Looks like I’m casually exploring Mars instead of the Clay Cliffs in this shot. Jo grabbed this one of me last year while I was in the middle of shooting a pano at this epic spot. We didn’t think much of it at the time but after looking back over it we really liked the scale of the shot so we thought we would share it. It’s just a single shot at ISO8000, f/3.5 for 25 seconds with the trusty Samyang 14mm.
Rocky Mountain Summit in Wanaka! We have previously posted this image as a VR but thought it also looks pretty sweet as a flat image too! It looks a lot like a composite because the foreground is so bright, but it was all taken during the same time of night with no moon. It’s always surprising how much detail you can pick up using ISO 8000 at F/1.4!
Good old Tasman Glacier, we have big plans for this area during the MW season this year so we cant wait to get back there. This shot was from one of our trips earlier in 2016, the icebergs weren’t very close to the shore so we missed out on getting them right in front with the MW down the middle of the frame. This was a pretty big panorama made up of 71 shots that we cropped right down in the end. This was all taken at the same time of night with no moon and doesn’t involve any blending.
This was taken yesterday afternoon down at Kinloch, it is actually an epic place on the way out to the start of the greenstone track. If you are ever around the Queenstown-Glenorchy area it is definitely worth a look.
A big vertical panorama from the Crown Range! You have to click through to see the full image
A Sea Lion kicking back on a vast and empty beach down in the Catlins! We had come across a lot of fur seals before but never a sea lion, it is hard to tell from the photo but this guy is HUGE! It was a great moment for us to be able to get a few shots and watch him as the sun went down

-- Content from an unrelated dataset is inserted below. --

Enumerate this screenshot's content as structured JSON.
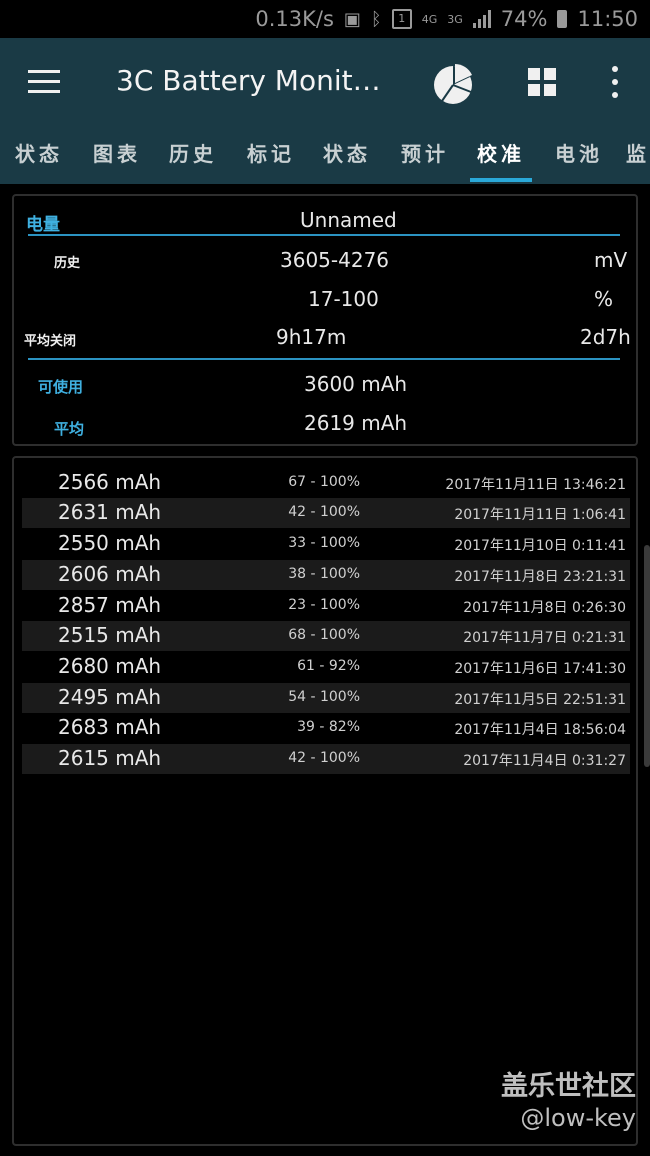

Plenty of mood at the Glenorchy willows! This spot is definitely nothing new but it is still pretty awesome to shoot when you don’t really have a plan in place. We went for a slightly different edit than we did on instagram, experimenting with the hues of the trees a little more.